Why shocking? Because today’s episode is on a book that pretty much disrupts a lot of the self-help genre. The self-help genre covers subjects like motivation, how to be happier, how to be more productive, the importance of goal setting, basically, self-help books teach us how to be better humans.
I talk about a lot of these topics here on the podcast, and I do think there are valuable lessons to be learned.
But… like I said, the book I read for today’s episode is different. The name of the book is “The Antidote: Happiness for People Who Can’t Stand Positive Thinking” by Oliver Burkeman.
If you’re someone who thinks that all the self-help books on the power of thinking positively, and books like “The Secret” are garbage, well, you’d love this book.

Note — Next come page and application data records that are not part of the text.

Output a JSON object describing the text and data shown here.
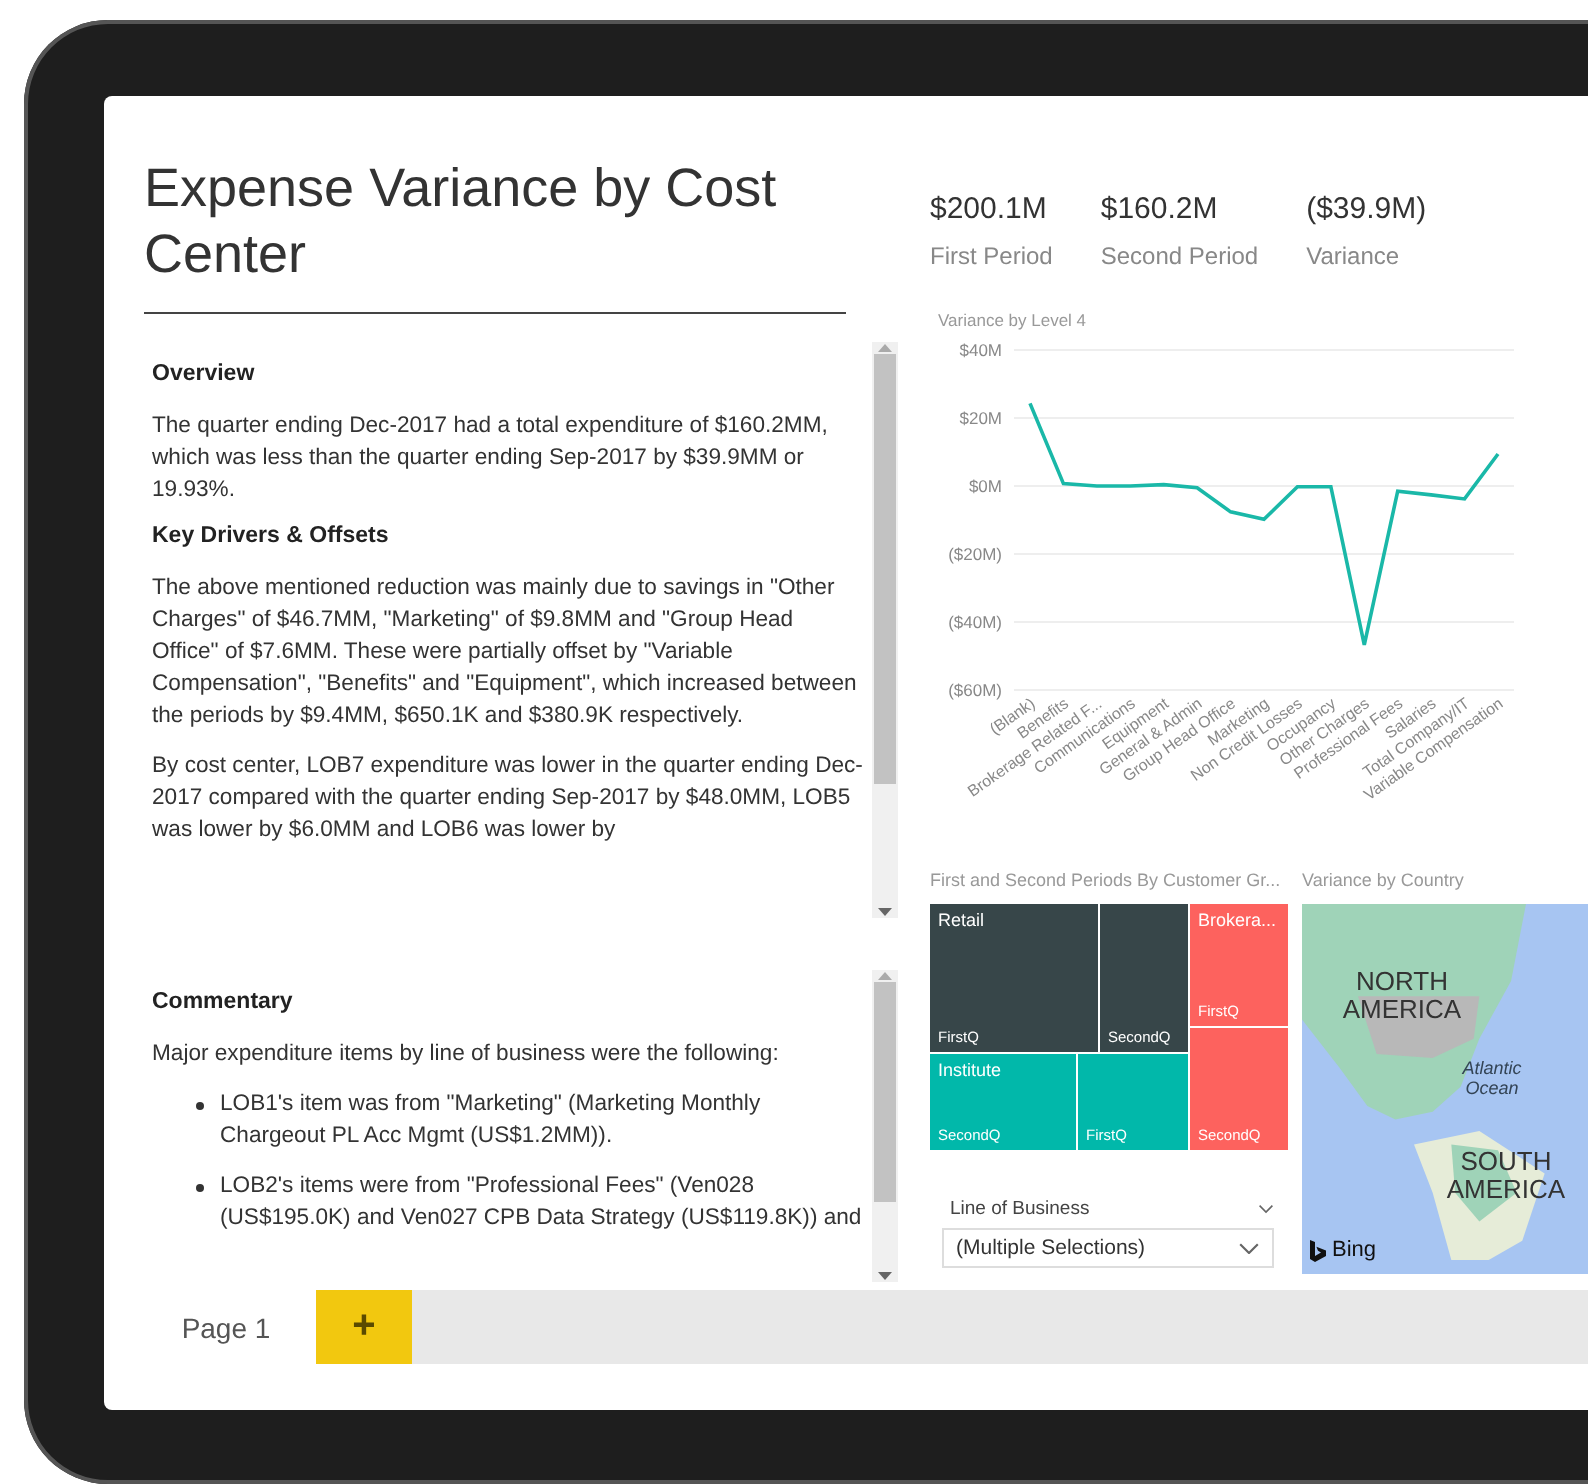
{
  "report": {
    "title": "Expense Variance by Cost Center"
  },
  "kpis": [
    {
      "value": "$200.1M",
      "label": "First Period"
    },
    {
      "value": "$160.2M",
      "label": "Second Period"
    },
    {
      "value": "($39.9M)",
      "label": "Variance"
    }
  ],
  "narrative": [
    {
      "kind": "heading",
      "text": "Overview"
    },
    {
      "kind": "paragraph",
      "text": "The quarter ending Dec-2017 had a total expenditure of $160.2MM, which was less than the quarter ending Sep-2017 by $39.9MM or 19.93%."
    },
    {
      "kind": "heading",
      "text": "Key Drivers & Offsets"
    },
    {
      "kind": "paragraph",
      "text": "The above mentioned reduction was mainly due to savings in \"Other Charges\" of $46.7MM, \"Marketing\" of $9.8MM and \"Group Head Office\" of $7.6MM. These were partially offset by \"Variable Compensation\", \"Benefits\" and \"Equipment\", which increased between the periods by $9.4MM, $650.1K and $380.9K respectively."
    },
    {
      "kind": "paragraph",
      "text": "By cost center, LOB7 expenditure was lower in the quarter ending Dec-2017 compared with the quarter ending Sep-2017 by $48.0MM, LOB5 was lower by $6.0MM and LOB6 was lower by"
    }
  ],
  "commentary": [
    {
      "kind": "heading",
      "text": "Commentary"
    },
    {
      "kind": "paragraph",
      "text": "Major expenditure items by line of business were the following:"
    },
    {
      "kind": "bullet",
      "text": "LOB1's item was from \"Marketing\" (Marketing Monthly Chargeout PL Acc Mgmt (US$1.2MM))."
    },
    {
      "kind": "bullet",
      "text": "LOB2's items were from \"Professional Fees\" (Ven028 (US$195.0K) and Ven027 CPB Data Strategy (US$119.8K)) and"
    }
  ],
  "line_chart": {
    "chart_data": {
      "type": "line",
      "title": "Variance by Level 4",
      "categories": [
        "(Blank)",
        "Benefits",
        "Brokerage Related F...",
        "Communications",
        "Equipment",
        "General & Admin",
        "Group Head Office",
        "Marketing",
        "Non Credit Losses",
        "Occupancy",
        "Other Charges",
        "Professional Fees",
        "Salaries",
        "Total Company/IT",
        "Variable Compensation"
      ],
      "grid": true,
      "series": [
        {
          "color": "#1ab8a8",
          "values": [
            24.3,
            0.7,
            0,
            0,
            0.4,
            -0.5,
            -7.6,
            -9.8,
            -0.2,
            -0.2,
            -46.7,
            -1.5,
            -2.6,
            -3.8,
            9.4
          ]
        }
      ],
      "ylim": [
        -60,
        40
      ],
      "yticks": [
        {
          "value": 40,
          "label": "$40M"
        },
        {
          "value": 20,
          "label": "$20M"
        },
        {
          "value": 0,
          "label": "$0M"
        },
        {
          "value": -20,
          "label": "($20M)"
        },
        {
          "value": -40,
          "label": "($40M)"
        },
        {
          "value": -60,
          "label": "($60M)"
        }
      ]
    }
  },
  "treemap": {
    "title": "First and Second Periods By Customer Gr...",
    "groups": [
      {
        "label": "Retail",
        "color": "#374649",
        "cells": [
          "FirstQ",
          "SecondQ"
        ]
      },
      {
        "label": "Institute",
        "color": "#01b8aa",
        "cells": [
          "SecondQ",
          "FirstQ"
        ]
      },
      {
        "label": "Brokera...",
        "color": "#fd625e",
        "cells": [
          "FirstQ",
          "SecondQ"
        ]
      }
    ]
  },
  "slicer": {
    "title": "Line of Business",
    "value": "(Multiple Selections)"
  },
  "map": {
    "title": "Variance by Country",
    "labels": [
      {
        "kind": "continent",
        "text": "NORTH AMERICA"
      },
      {
        "kind": "ocean",
        "text": "Atlantic Ocean"
      },
      {
        "kind": "continent",
        "text": "SOUTH AMERICA"
      }
    ],
    "attribution": "Bing"
  },
  "pages": [
    {
      "label": "Page 1",
      "selected": true
    }
  ],
  "add_page": {
    "label": "+"
  }
}
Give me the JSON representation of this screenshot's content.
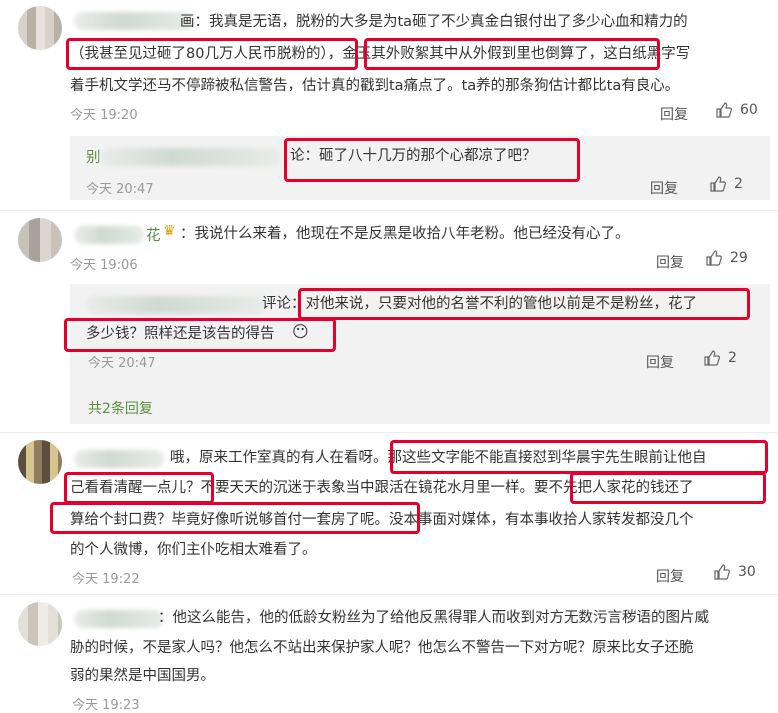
{
  "comments": [
    {
      "lines": [
        "画：我真是无语，脱粉的大多是为ta砸了不少真金白银付出了多少心血和精力的",
        "（我甚至见过砸了80几万人民币脱粉的），金玉其外败絮其中从外假到里也倒算了，这白纸黑字写",
        "着手机文学还马不停蹄被私信警告，估计真的戳到ta痛点了。ta养的那条狗估计都比ta有良心。"
      ],
      "time": "今天 19:20",
      "reply": "回复",
      "likes": "60"
    },
    {
      "sub_prefix": "别",
      "sub_text": "论：砸了八十几万的那个心都凉了吧？",
      "time": "今天 20:47",
      "reply": "回复",
      "likes": "2"
    },
    {
      "name_suffix": "花",
      "badge": "♛",
      "text": "：我说什么来着，他现在不是反黑是收拾八年老粉。他已经没有心了。",
      "time": "今天 19:06",
      "reply": "回复",
      "likes": "29"
    },
    {
      "sub_lines": [
        "评论：对他来说，只要对他的名誉不利的管他以前是不是粉丝，花了",
        "多少钱？照样还是该告的得告"
      ],
      "emoji": "😶",
      "time": "今天 20:47",
      "reply": "回复",
      "likes": "2",
      "more": "共2条回复"
    },
    {
      "lines": [
        "哦，原来工作室真的有人在看呀。那这些文字能不能直接怼到华晨宇先生眼前让他自",
        "己看看清醒一点儿？不要天天的沉迷于表象当中跟活在镜花水月里一样。要不先把人家花的钱还了",
        "算给个封口费？毕竟好像听说够首付一套房了呢。没本事面对媒体，有本事收拾人家转发都没几个",
        "的个人微博，你们主仆吃相太难看了。"
      ],
      "time": "今天 19:22",
      "reply": "回复",
      "likes": "30"
    },
    {
      "lines": [
        "：他这么能告，他的低龄女粉丝为了给他反黑得罪人而收到对方无数污言秽语的图片威",
        "胁的时候，不是家人吗？他怎么不站出来保护家人呢？他怎么不警告一下对方呢？原来比女子还脆",
        "弱的果然是中国国男。"
      ],
      "time": "今天 19:23"
    }
  ]
}
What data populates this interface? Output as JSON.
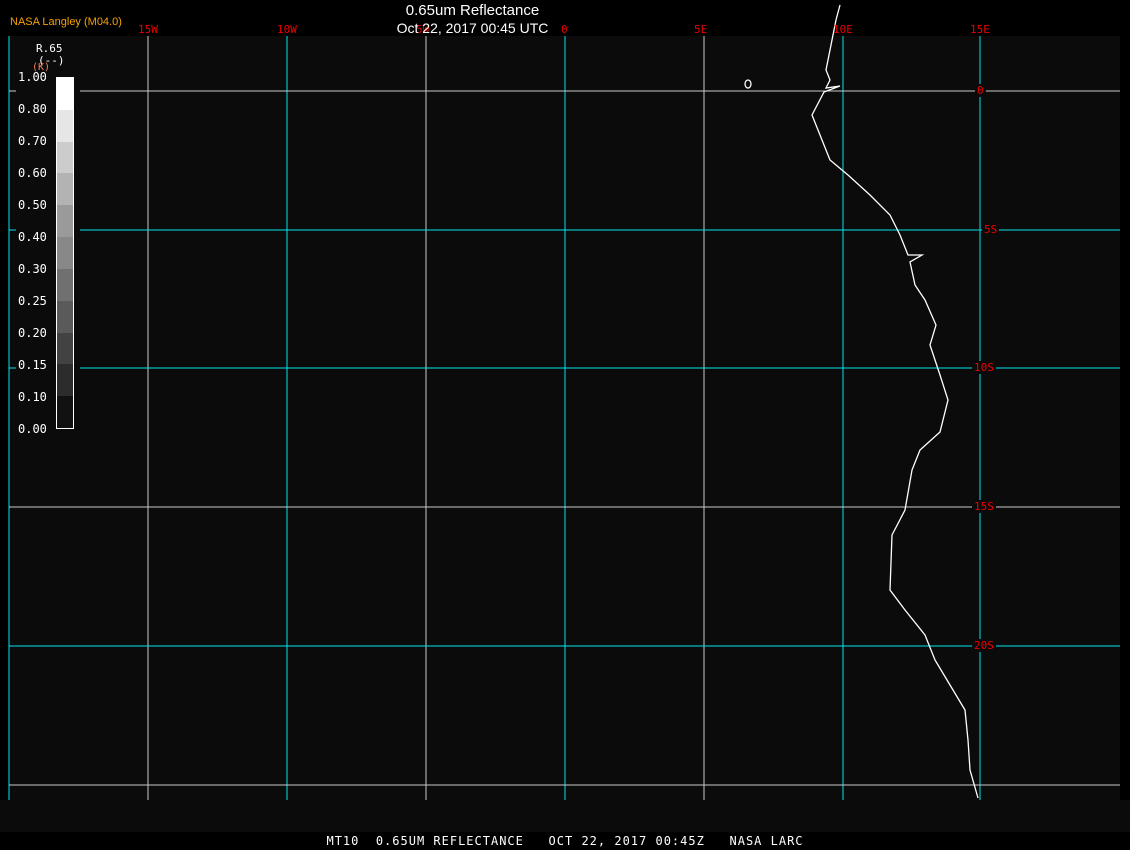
{
  "header": {
    "title": "0.65um Reflectance",
    "datetime": "Oct 22, 2017 00:45 UTC",
    "brand": "NASA Langley (M04.0)"
  },
  "lon_labels": [
    "15W",
    "10W",
    "5W",
    "0",
    "5E",
    "10E",
    "15E"
  ],
  "lat_labels": [
    "0",
    "5S",
    "10S",
    "15S",
    "20S"
  ],
  "legend": {
    "variable": "R.65",
    "units": "(--)",
    "marker": "(K)",
    "ticks": [
      "1.00",
      "0.80",
      "0.70",
      "0.60",
      "0.50",
      "0.40",
      "0.30",
      "0.25",
      "0.20",
      "0.15",
      "0.10",
      "0.00"
    ],
    "colors": [
      "#ffffff",
      "#e6e6e6",
      "#cccccc",
      "#b3b3b3",
      "#9a9a9a",
      "#888888",
      "#707070",
      "#5a5a5a",
      "#424242",
      "#2c2c2c",
      "#111111"
    ]
  },
  "colors": {
    "grid_primary": "#00e5ee",
    "grid_secondary": "#c8c8c8",
    "labels": "#ee0000",
    "coastline": "#ffffff"
  },
  "footer": "MT10  0.65UM REFLECTANCE   OCT 22, 2017 00:45Z   NASA LARC"
}
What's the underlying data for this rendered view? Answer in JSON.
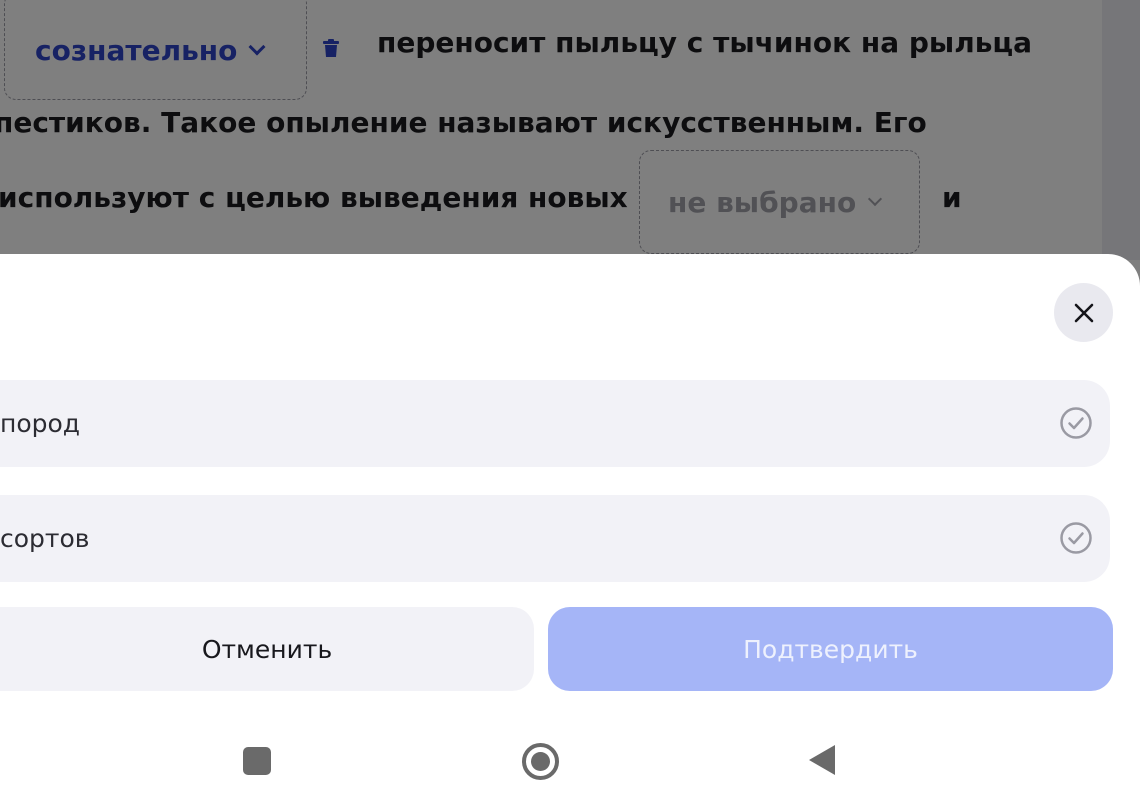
{
  "exercise": {
    "selected_word": "сознательно",
    "line1_text": "переносит пыльцу с тычинок на рыльца",
    "line2_text": "пестиков. Такое опыление называют искусственным. Его",
    "line3_text": "используют с целью выведения новых",
    "empty_dropdown": "не выбрано",
    "line3_tail": "и"
  },
  "sheet": {
    "options": [
      {
        "label": "пород",
        "state": "unselected"
      },
      {
        "label": "сортов",
        "state": "unselected"
      }
    ],
    "cancel_label": "Отменить",
    "confirm_label": "Подтвердить"
  },
  "colors": {
    "accent": "#2f44c8",
    "confirm_disabled": "#a5b5f7",
    "option_bg": "#f2f2f7"
  },
  "icons": {
    "close": "close-icon",
    "option_check": "check-circle-icon",
    "delete": "trash-icon"
  }
}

And... if you’re like me, very open to different perspectives, philosophies and different approaches to life, you’ll also find some value in this book.